Today, such way-making involves a clear recognition of where we and our nation have failed to live up to God’s dream of the peaceable realm. It involves constructive acts – including political acts – that support the marginalized and bereft. It involves pruning away corporate as well as personal sin so that God’s realm might be on earth as it is in heaven.

Today’s readings are hopeful despite their challenges to us. They give us confidence that confession and honest self-awareness open us to God’s abundant life. They also invite us to explore the positive benefits of mortality. In recognizing our mortality – in numbering our days – we gain a greater appreciation for each day’s possibilities. “Don’t mess around. Stay awake. Seize the day. For this is the day that God has made, and I will rejoice and be glad in it.”

Bruce Epperly is a theologian, spiritual guide, pastor, and author of twenty one books, including Process Theology: A Guide to the Perplexed, Holy Adventure: 41 Days of Audacious Living, Philippians: An Interactive Bible Study, and The Center is Everywhere: Celtic Spirituality for the Postmodern Age. He is available for lectures, workshops, and retreats.

Bruce Epperly is a theologian, spiritual guide, pastor, and author of twenty one books, including Process Theology: A Guide to the Perplexed, Holy Adventure: 41 Days of Audacious Living, Philippians: An Interactive Bible Study, and The Center is Everywhere: Celtic Spirituality for the Postmodern Age. He is available for lectures, workshops, and retreats.

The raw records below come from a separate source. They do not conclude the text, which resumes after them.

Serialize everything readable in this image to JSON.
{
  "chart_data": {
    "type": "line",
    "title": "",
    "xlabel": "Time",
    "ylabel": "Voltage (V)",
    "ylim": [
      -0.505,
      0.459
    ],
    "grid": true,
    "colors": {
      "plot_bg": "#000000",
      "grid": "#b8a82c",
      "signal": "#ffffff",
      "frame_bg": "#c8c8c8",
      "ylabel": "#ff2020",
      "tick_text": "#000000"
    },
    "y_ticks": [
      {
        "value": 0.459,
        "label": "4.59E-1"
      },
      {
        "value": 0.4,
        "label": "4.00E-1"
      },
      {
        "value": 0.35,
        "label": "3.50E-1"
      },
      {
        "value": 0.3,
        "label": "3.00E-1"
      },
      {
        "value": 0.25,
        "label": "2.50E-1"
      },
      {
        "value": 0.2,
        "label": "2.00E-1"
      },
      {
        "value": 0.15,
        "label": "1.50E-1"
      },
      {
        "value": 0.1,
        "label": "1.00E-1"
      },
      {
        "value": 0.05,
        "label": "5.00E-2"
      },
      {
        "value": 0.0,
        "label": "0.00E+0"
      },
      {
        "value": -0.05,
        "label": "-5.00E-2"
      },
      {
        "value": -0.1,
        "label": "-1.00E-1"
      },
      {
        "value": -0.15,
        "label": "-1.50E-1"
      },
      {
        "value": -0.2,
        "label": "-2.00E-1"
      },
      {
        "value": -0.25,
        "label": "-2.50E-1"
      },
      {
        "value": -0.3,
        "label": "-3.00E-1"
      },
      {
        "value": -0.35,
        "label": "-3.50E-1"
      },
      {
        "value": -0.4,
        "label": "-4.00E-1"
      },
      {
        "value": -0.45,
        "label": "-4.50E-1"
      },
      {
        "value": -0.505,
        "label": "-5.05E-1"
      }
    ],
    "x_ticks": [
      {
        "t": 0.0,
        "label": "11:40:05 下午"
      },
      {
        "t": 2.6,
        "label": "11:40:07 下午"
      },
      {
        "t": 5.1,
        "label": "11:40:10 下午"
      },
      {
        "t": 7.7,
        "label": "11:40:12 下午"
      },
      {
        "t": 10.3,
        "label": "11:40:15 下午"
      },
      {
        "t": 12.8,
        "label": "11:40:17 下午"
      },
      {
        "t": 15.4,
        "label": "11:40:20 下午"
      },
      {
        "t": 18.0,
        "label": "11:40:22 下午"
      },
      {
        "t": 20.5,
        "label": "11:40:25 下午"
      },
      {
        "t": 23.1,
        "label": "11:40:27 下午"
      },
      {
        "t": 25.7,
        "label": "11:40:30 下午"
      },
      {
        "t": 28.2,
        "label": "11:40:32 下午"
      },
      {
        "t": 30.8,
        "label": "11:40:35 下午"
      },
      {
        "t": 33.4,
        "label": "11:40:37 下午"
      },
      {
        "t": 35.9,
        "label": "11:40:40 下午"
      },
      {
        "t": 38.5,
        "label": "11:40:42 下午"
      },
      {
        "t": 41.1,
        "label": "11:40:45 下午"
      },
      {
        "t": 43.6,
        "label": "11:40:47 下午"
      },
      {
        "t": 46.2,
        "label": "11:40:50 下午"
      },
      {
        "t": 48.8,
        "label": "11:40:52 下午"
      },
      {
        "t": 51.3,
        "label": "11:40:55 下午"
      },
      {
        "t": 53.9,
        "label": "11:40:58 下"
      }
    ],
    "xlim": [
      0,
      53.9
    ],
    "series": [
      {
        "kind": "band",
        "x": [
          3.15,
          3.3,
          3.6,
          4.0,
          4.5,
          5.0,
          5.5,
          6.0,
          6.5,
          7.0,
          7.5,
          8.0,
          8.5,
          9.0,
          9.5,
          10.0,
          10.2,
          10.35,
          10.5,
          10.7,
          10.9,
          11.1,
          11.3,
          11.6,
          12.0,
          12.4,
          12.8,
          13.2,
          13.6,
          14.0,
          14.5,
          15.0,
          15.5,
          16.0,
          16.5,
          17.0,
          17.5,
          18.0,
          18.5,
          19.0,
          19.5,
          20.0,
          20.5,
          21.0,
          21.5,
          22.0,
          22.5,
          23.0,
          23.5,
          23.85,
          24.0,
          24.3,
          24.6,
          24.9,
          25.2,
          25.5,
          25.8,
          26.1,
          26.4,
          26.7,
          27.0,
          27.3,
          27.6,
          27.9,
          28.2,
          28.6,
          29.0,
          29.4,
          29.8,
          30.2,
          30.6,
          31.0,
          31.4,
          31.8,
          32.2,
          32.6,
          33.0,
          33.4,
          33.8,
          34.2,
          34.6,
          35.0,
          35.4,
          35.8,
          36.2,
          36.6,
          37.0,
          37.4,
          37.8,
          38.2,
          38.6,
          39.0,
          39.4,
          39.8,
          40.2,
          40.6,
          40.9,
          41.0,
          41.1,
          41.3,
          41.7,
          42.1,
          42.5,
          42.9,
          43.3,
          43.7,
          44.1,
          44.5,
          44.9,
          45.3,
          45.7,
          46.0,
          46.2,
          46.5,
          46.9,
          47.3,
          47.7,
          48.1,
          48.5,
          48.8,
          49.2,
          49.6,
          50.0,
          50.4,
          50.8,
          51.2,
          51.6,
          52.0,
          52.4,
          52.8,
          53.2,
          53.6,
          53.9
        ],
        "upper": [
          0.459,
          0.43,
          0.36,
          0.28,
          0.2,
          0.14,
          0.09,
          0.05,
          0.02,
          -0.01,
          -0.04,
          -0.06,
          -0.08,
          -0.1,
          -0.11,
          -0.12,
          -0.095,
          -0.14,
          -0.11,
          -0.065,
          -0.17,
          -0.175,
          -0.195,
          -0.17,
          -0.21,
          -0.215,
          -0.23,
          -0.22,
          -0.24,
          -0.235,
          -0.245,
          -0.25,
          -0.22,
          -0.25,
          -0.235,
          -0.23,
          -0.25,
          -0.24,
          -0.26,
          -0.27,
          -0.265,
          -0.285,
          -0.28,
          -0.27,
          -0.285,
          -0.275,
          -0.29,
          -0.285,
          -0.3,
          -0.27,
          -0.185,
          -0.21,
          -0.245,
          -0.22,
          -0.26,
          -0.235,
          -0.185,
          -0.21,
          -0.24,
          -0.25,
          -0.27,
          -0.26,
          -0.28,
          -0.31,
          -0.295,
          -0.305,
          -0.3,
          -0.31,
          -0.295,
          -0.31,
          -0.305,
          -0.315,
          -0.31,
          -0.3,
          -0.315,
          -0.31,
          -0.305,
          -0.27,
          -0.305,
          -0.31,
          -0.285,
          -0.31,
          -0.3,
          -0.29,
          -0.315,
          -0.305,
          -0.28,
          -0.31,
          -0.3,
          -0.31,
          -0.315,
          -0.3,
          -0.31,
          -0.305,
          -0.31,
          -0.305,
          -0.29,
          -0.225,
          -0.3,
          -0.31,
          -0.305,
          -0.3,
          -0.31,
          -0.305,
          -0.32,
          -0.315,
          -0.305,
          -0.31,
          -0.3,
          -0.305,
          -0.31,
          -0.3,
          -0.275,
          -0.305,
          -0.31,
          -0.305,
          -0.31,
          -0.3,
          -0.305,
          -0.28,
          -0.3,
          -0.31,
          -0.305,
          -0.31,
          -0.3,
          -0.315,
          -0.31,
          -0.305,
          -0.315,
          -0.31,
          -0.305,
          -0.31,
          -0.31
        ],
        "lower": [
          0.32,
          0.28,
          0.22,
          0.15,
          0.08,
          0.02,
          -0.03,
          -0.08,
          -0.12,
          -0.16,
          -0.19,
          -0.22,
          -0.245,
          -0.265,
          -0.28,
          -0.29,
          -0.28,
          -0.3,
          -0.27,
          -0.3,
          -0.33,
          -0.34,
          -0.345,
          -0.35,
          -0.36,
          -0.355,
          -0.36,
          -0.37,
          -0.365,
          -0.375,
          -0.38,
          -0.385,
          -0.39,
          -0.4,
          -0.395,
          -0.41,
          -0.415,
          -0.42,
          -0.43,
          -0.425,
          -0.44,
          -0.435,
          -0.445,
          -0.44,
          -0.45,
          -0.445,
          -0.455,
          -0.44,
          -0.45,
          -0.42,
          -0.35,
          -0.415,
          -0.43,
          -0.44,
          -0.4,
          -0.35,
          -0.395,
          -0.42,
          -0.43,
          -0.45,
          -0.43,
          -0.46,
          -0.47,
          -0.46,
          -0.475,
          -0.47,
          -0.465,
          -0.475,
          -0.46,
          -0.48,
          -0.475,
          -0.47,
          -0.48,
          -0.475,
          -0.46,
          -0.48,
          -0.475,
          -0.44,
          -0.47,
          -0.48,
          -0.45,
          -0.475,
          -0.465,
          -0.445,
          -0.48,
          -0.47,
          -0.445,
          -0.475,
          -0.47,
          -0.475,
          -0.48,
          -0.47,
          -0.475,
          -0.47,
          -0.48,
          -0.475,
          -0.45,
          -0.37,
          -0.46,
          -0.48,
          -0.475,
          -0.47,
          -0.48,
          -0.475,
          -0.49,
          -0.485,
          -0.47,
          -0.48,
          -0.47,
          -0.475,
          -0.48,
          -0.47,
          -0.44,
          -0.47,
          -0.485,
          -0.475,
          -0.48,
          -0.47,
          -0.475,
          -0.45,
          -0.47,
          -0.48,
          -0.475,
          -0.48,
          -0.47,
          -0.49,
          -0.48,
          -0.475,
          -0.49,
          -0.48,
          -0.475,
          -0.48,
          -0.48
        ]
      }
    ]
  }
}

Bruce Epperly is a theologian, spiritual guide, pastor, and author of twenty one books, including Process Theology: A Guide to the Perplexed, Holy Adventure: 41 Days of Audacious Living, Philippians: An Interactive Bible Study, and The Center is Everywhere: Celtic Spirituality for the Postmodern Age. He is available for lectures, workshops, and retreats.